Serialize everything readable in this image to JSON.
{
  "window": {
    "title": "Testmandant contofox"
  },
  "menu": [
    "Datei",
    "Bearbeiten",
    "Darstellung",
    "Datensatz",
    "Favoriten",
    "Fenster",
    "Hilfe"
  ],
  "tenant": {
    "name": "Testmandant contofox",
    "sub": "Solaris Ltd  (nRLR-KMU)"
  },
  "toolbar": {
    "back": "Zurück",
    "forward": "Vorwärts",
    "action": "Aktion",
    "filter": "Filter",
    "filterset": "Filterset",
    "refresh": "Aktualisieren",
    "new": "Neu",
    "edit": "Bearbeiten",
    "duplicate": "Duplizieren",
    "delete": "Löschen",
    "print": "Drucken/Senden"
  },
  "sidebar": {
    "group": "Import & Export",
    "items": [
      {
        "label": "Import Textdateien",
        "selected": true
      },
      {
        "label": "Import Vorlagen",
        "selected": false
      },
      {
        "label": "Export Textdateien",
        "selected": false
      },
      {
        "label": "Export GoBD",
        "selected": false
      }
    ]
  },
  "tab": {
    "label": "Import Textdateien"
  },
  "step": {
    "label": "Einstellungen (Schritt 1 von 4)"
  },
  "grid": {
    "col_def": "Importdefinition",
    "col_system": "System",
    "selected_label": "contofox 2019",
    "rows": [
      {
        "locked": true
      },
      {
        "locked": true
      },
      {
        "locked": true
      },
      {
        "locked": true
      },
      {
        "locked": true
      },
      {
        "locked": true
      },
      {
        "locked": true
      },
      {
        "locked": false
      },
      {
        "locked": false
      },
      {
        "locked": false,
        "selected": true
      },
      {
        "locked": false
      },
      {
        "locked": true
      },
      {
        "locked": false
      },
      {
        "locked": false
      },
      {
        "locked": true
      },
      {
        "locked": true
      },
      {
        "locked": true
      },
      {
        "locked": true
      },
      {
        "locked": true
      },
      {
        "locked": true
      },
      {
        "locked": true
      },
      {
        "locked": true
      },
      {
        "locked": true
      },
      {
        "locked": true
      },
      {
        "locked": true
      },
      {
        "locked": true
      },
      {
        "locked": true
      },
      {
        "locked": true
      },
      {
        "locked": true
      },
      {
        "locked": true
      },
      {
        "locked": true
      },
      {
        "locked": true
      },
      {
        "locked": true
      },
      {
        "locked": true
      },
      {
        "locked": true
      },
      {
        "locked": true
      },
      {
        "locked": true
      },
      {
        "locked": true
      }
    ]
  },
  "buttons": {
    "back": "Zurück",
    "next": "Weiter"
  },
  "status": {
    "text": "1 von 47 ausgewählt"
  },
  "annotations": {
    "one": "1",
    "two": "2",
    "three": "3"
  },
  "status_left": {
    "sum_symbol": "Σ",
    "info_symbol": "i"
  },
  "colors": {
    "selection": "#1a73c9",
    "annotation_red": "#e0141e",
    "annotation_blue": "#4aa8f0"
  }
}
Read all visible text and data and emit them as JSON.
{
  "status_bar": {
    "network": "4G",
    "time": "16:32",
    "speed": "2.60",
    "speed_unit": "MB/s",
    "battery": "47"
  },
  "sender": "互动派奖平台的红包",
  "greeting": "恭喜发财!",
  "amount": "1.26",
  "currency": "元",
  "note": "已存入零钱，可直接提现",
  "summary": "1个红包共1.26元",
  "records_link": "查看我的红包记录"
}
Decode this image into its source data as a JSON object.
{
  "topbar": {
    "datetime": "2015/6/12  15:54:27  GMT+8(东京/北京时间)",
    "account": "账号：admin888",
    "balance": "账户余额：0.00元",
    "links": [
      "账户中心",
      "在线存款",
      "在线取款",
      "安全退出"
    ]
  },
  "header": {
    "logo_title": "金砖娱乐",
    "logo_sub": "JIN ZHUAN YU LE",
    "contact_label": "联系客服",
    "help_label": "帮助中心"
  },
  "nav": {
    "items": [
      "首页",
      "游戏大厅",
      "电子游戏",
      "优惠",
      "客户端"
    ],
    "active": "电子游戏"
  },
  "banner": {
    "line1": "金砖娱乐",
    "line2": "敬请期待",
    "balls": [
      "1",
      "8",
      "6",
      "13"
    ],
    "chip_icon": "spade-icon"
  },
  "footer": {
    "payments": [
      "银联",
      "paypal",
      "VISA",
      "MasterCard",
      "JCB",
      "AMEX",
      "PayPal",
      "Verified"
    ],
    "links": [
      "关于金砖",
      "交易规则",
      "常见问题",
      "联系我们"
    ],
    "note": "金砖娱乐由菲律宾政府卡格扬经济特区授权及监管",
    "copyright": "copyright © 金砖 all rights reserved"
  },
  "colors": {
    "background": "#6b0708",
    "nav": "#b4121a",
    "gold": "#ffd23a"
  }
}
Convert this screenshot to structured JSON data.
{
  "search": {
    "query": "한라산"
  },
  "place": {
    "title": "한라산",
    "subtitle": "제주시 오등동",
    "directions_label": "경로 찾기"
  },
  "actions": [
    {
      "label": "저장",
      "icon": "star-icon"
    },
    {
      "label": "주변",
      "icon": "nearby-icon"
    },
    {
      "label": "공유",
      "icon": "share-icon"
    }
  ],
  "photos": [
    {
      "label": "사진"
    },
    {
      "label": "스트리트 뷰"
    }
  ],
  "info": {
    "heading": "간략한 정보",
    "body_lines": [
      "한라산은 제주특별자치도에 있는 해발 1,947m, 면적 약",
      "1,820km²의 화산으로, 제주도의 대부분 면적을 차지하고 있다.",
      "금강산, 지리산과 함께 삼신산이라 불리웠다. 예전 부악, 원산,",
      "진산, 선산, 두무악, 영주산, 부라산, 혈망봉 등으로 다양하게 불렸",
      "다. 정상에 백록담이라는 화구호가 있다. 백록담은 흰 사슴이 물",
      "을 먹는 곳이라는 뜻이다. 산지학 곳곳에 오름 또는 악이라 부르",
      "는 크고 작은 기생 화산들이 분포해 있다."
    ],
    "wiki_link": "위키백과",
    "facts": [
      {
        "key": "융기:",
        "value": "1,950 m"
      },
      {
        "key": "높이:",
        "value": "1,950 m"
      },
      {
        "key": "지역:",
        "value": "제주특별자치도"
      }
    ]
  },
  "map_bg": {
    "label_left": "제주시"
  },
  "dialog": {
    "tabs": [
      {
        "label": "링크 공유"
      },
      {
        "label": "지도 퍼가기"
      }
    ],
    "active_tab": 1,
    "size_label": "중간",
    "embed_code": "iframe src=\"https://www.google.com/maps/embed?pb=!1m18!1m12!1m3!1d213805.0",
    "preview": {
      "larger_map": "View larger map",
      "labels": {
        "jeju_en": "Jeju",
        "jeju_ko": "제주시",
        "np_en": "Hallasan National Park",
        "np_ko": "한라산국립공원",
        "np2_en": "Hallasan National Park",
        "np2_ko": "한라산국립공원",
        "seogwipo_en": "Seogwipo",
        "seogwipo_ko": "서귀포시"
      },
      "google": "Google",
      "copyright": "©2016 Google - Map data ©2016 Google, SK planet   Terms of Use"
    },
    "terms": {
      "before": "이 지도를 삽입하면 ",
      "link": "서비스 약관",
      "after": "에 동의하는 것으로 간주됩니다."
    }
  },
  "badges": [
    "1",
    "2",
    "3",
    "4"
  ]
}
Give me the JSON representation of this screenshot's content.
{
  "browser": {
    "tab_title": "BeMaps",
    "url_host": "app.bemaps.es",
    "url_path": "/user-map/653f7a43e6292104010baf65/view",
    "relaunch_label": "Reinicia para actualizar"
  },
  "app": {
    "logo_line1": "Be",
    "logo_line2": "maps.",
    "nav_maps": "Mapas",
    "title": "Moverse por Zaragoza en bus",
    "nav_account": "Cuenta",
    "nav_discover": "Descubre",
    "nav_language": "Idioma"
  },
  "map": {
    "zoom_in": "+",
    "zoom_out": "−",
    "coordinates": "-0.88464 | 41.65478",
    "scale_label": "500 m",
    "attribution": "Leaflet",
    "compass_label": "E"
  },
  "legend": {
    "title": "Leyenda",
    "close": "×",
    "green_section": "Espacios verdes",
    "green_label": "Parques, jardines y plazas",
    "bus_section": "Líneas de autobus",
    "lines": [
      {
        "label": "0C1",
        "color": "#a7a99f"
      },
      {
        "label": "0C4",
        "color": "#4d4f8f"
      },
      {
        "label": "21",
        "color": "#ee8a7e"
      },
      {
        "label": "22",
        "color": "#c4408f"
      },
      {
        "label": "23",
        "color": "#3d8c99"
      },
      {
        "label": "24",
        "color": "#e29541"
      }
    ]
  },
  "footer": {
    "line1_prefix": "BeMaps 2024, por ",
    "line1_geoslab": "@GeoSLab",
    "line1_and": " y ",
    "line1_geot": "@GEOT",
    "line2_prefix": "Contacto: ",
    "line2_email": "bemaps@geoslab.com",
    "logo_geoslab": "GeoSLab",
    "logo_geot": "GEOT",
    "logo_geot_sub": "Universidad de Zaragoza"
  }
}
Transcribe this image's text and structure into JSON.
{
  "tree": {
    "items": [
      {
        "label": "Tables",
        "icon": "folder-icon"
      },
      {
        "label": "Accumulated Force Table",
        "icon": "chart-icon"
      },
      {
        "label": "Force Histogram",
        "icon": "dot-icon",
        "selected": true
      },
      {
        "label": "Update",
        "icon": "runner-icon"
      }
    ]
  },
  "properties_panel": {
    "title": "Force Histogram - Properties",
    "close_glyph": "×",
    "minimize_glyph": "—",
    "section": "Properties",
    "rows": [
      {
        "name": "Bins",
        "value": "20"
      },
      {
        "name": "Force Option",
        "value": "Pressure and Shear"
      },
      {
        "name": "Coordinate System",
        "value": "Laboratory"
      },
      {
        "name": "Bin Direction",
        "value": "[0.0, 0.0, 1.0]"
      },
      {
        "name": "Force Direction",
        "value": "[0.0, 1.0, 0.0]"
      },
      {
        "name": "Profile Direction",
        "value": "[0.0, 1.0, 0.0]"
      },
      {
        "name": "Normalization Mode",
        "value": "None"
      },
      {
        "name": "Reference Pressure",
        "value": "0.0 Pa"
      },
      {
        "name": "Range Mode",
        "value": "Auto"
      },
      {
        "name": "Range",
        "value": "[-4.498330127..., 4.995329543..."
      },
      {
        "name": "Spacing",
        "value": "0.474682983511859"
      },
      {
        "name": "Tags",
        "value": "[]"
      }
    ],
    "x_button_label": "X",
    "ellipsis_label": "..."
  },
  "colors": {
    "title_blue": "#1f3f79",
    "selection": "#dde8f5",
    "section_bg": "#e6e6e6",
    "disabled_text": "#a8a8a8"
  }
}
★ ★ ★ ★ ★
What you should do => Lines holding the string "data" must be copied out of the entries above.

Result of this exercise =>
Read all visible text and data and emit them as JSON.
Decode this image into its source data as a JSON object.
Convert this screenshot to structured JSON data.
      "copyright": "©2016 Google - Map data ©2016 Google, SK planet   Terms of Use"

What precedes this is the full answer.